Data shown
▬▬▬

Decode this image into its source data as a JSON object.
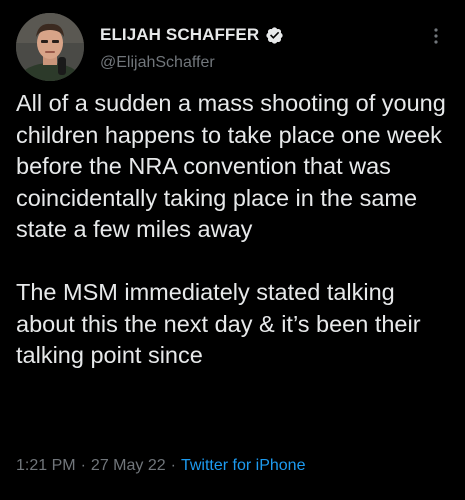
{
  "user": {
    "display_name": "ELIJAH SCHAFFER",
    "handle": "@ElijahSchaffer",
    "verified_icon": "verified-badge-icon",
    "avatar_icon": "profile-photo"
  },
  "tweet": {
    "text": "All of a sudden a mass shooting of young children happens to take place one week before the NRA convention that was coincidentally taking place in the same state a few miles away\n\nThe MSM immediately stated talking about this the next day & it’s been their talking point since",
    "time": "1:21 PM",
    "date": "27 May 22",
    "separator": "·",
    "source": "Twitter for iPhone"
  },
  "menu": {
    "more_icon": "more-vertical-icon"
  },
  "colors": {
    "background": "#000000",
    "text": "#e7e9ea",
    "muted": "#71767b",
    "accent": "#1d9bf0"
  }
}
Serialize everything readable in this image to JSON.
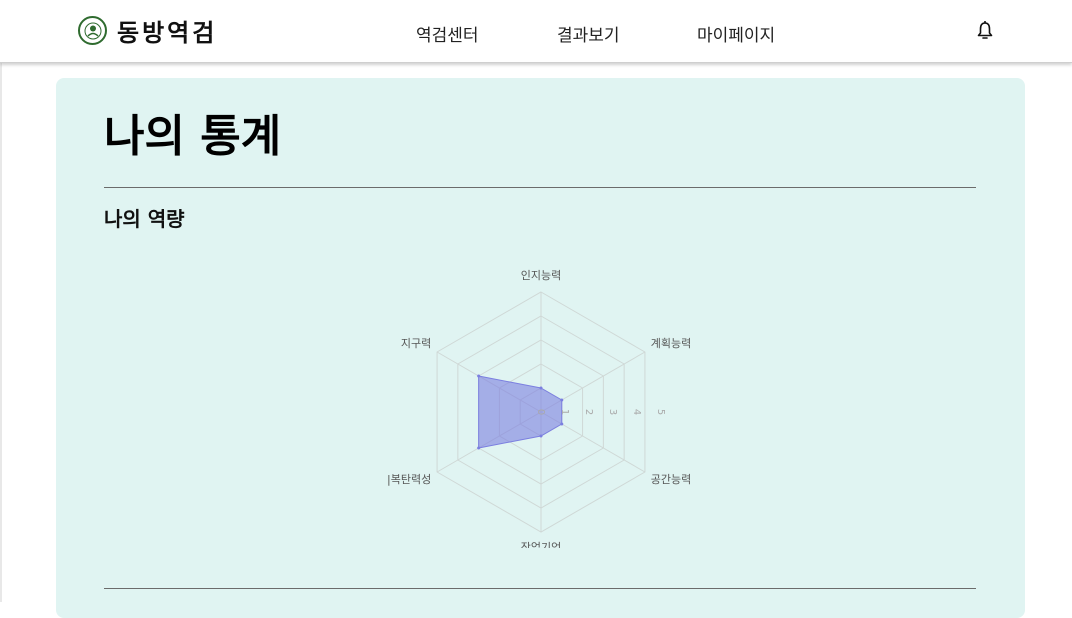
{
  "header": {
    "logo_text": "동방역검",
    "nav": [
      "역검센터",
      "결과보기",
      "마이페이지"
    ]
  },
  "main": {
    "title": "나의 통계",
    "section_title": "나의 역량"
  },
  "chart_data": {
    "type": "radar",
    "axes": [
      "인지능력",
      "계획능력",
      "공간능력",
      "작업기억",
      "|복탄력성",
      "지구력"
    ],
    "range": [
      0,
      5
    ],
    "ticks": [
      "0",
      "1",
      "2",
      "3",
      "4",
      "5"
    ],
    "series": [
      {
        "values": [
          1,
          1,
          1,
          1,
          3,
          3
        ],
        "color": "#7b7fe0"
      }
    ],
    "grid": true
  }
}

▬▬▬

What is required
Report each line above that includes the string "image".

Final answer
Decode this image into its source data as a JSON object.
Serialize everything readable in this image to JSON.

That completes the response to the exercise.